"You obviously need the technology capabilities to enable this, and that's what we do," says YiLun.
CloudBlue goes further with a third step. YiLun notes that local and regional telcos may know their market and its pain points well but not the wide range of SaaS solutions in the marketplace and around the globe.
"They need a robust roadmap that is almost like a matchmaking service," says YiLun, who points to his company's go-to-market advisory services.
"It allows a telco to bring together services based on the customer's requirements to build a roadmap for releasing these services to the customers. And this requires code design," he adds.
CloudBlue is also looking to use AI to make the transition more effective. The company is on a nexus of data workflows from over 400 ISPs, its parent company, Ingram Micro, and its vast network of resellers.
"All the channels operate with sales information that forms our overall data lake. So once we have that information, it's about making it accessible. We can do machine learning on it. That's the journey we're taking," says YiLun.
Solving the human question
YiLun observed that many telcos want to shift from generation one to two quickly. But services and technologies are not enough.
You may have the right marketplace, partnership, and omnichannel infrastructure, but if your sales team still starts and ends each sales conversation in terms of network or broadband services, it won't be enough.
To change the conversation, you need two things to happen. One is to properly understand what services there are in the marketplace that can help a customer. This requires upskilling and retraining.
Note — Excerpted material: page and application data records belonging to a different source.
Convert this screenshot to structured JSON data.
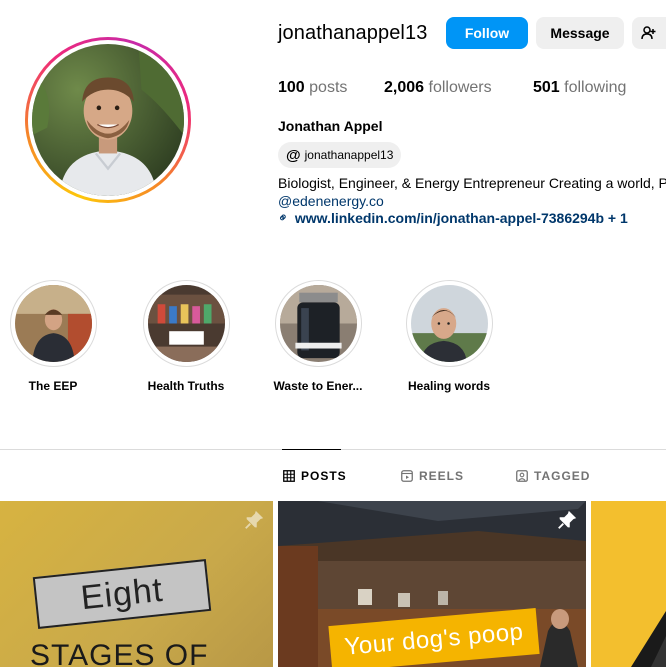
{
  "profile": {
    "username": "jonathanappel13",
    "follow_label": "Follow",
    "message_label": "Message",
    "posts_count": "100",
    "posts_label": "posts",
    "followers_count": "2,006",
    "followers_label": "followers",
    "following_count": "501",
    "following_label": "following",
    "full_name": "Jonathan Appel",
    "threads_handle": "jonathanappel13",
    "bio": "Biologist, Engineer, & Energy Entrepreneur Creating a world, Po",
    "bio_link": "@edenenergy.co",
    "external_link": "www.linkedin.com/in/jonathan-appel-7386294b + 1"
  },
  "highlights": [
    {
      "label": "The EEP"
    },
    {
      "label": "Health Truths"
    },
    {
      "label": "Waste to Ener..."
    },
    {
      "label": "Healing words"
    }
  ],
  "tabs": [
    {
      "label": "POSTS",
      "active": true
    },
    {
      "label": "REELS",
      "active": false
    },
    {
      "label": "TAGGED",
      "active": false
    }
  ],
  "posts": [
    {
      "line1": "Eight",
      "line2": "STAGES OF"
    },
    {
      "caption": "Your dog's poop"
    },
    {}
  ],
  "colors": {
    "follow_button": "#0095f6",
    "link": "#00376b",
    "secondary_text": "#737373"
  },
  "icons": {
    "add_user": "person-plus-icon",
    "threads": "threads-icon",
    "link": "link-icon",
    "posts_tab": "grid-icon",
    "reels_tab": "reels-icon",
    "tagged_tab": "tagged-icon",
    "pinned": "pin-icon"
  }
}
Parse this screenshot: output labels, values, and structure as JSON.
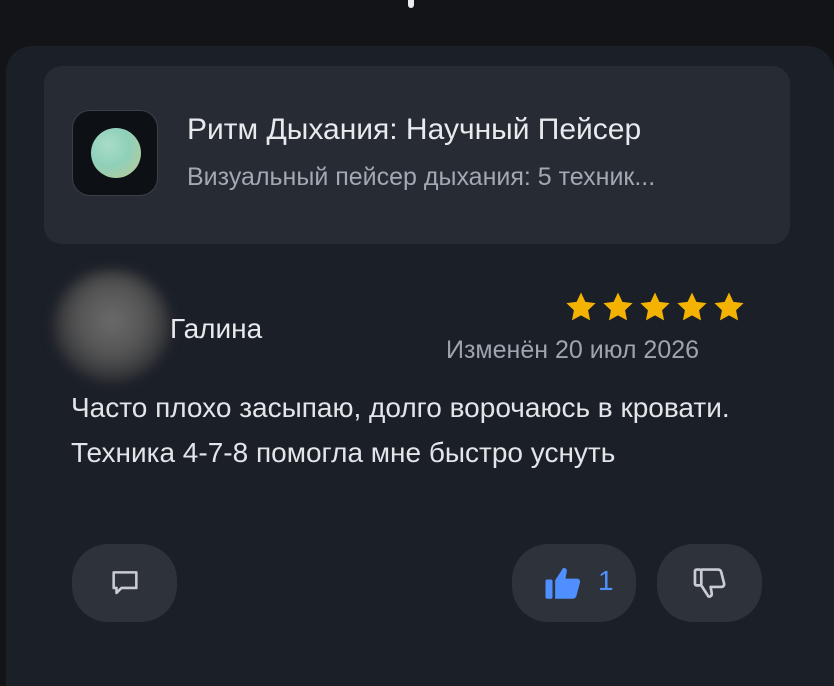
{
  "app": {
    "name": "Ритм Дыхания: Научный Пейсер",
    "subtitle": "Визуальный пейсер дыхания: 5 техник...",
    "icon": "breathing-orb-icon"
  },
  "review": {
    "author": "Галина",
    "rating": 5,
    "rating_max": 5,
    "date": "Изменён 20 июл 2026",
    "text": "Часто плохо засыпаю, долго ворочаюсь в кровати. Техника 4-7-8 помогла мне быстро уснуть"
  },
  "actions": {
    "comment_icon": "comment-icon",
    "like_icon": "thumbs-up-icon",
    "like_count": "1",
    "dislike_icon": "thumbs-down-icon"
  },
  "colors": {
    "background": "#121418",
    "card": "#1b1f27",
    "tile": "#272b34",
    "star": "#f5b301",
    "like_accent": "#4f8fff"
  }
}
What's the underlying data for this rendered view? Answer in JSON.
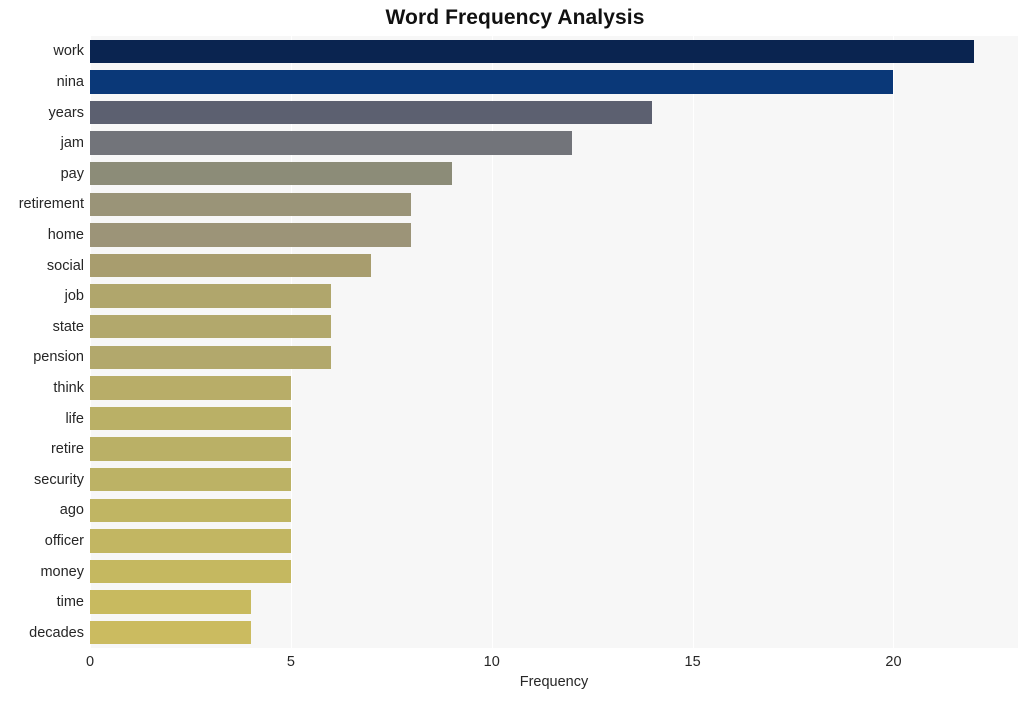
{
  "chart_data": {
    "type": "bar",
    "orientation": "horizontal",
    "title": "Word Frequency Analysis",
    "xlabel": "Frequency",
    "ylabel": "",
    "categories": [
      "work",
      "nina",
      "years",
      "jam",
      "pay",
      "retirement",
      "home",
      "social",
      "job",
      "state",
      "pension",
      "think",
      "life",
      "retire",
      "security",
      "ago",
      "officer",
      "money",
      "time",
      "decades"
    ],
    "values": [
      22,
      20,
      14,
      12,
      9,
      8,
      8,
      7,
      6,
      6,
      6,
      5,
      5,
      5,
      5,
      5,
      5,
      5,
      4,
      4
    ],
    "bar_colors": [
      "#0a2450",
      "#0a3878",
      "#5c6070",
      "#72747a",
      "#8c8c78",
      "#9a9478",
      "#9c9478",
      "#a89d6e",
      "#b0a66c",
      "#b2a86c",
      "#b2a86c",
      "#b8ad68",
      "#bab066",
      "#bab066",
      "#bcb265",
      "#c0b563",
      "#c2b662",
      "#c5b860",
      "#c8ba5f",
      "#cbbb60"
    ],
    "xlim": [
      0,
      23.1
    ],
    "xticks": [
      0,
      5,
      10,
      15,
      20
    ],
    "xticklabels": [
      "0",
      "5",
      "10",
      "15",
      "20"
    ],
    "yticklabels": [
      "work",
      "nina",
      "years",
      "jam",
      "pay",
      "retirement",
      "home",
      "social",
      "job",
      "state",
      "pension",
      "think",
      "life",
      "retire",
      "security",
      "ago",
      "officer",
      "money",
      "time",
      "decades"
    ],
    "grid": true,
    "grid_axis": "x",
    "legend": false,
    "plot_background": "#f7f7f7",
    "figure_background": "#ffffff",
    "grid_color": "#ffffff",
    "title_color": "#111111",
    "tick_label_color": "#262626"
  }
}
Of course, the worry is that this training comes with a huge opportunity cost.
CloudBlue offers white-label acceleration service agents who "can talk in the local language and sit within a telco" but understand the new sales requirements.
"For example, when it comes to cybersecurity or AI, it's a very different sales cycle, sales mindset, and sales speed," said YiLun.
So, while the telco upskills and retrains its sales team, the acceleration services can jumpstart the sales conversion process. They can hand over and share their knowledge to the original salesforce at a certain point.
The second thing that needs to happen is a shift in the sales mindset away from simply selling cloud services. "In this day and age, anything can be turned into a subscription-based service. So telcos need to move away from associating digital services to just cloud," says YiLun.
Such a shift allows telcos to help companies drive innovation and explore new areas like insurance as a service. It also allows them to get deeper into the AI ecosystem and not be seen as a commoditized infrastructure solutions provider.
The case for grit
Telcos need to transform if they want to remain relevant. Yet, there are two areas where YiLun sees them often struggling.
The first is that they need to change their risk-averse mindset. YiLun notes that many telcos in the region take a wait-and-see approach. Often, they wait for other telcos to take this route before taking it themselves.
"That's because they think they can afford to (wait). But it also leaves you open for disruption. So, unless you disrupt yourself, someone will," says YiLun.
The second area is to understand why the sales conversions are not meeting expectations.
"Part of the reason is diluted user experience," says YiLun.
Yet, telcos often do not equate diluted user experience from creating a single procurement channel to their marketplace.
The conventional way of thinking is to kill the channel if it does not contribute to the expected bottom line.
"Yet, (the limited success) does tell you that there is customer demand, just that (the telco) was not able to service them well enough," says YiLun.
So, instead of killing the channel, YiLun is asking telcos to stick it out and invest in transitioning from Generation One to Generation Two.
It's a journey that CloudBlue is staking its future on.
Image credit: iStockphoto/YakubovAlim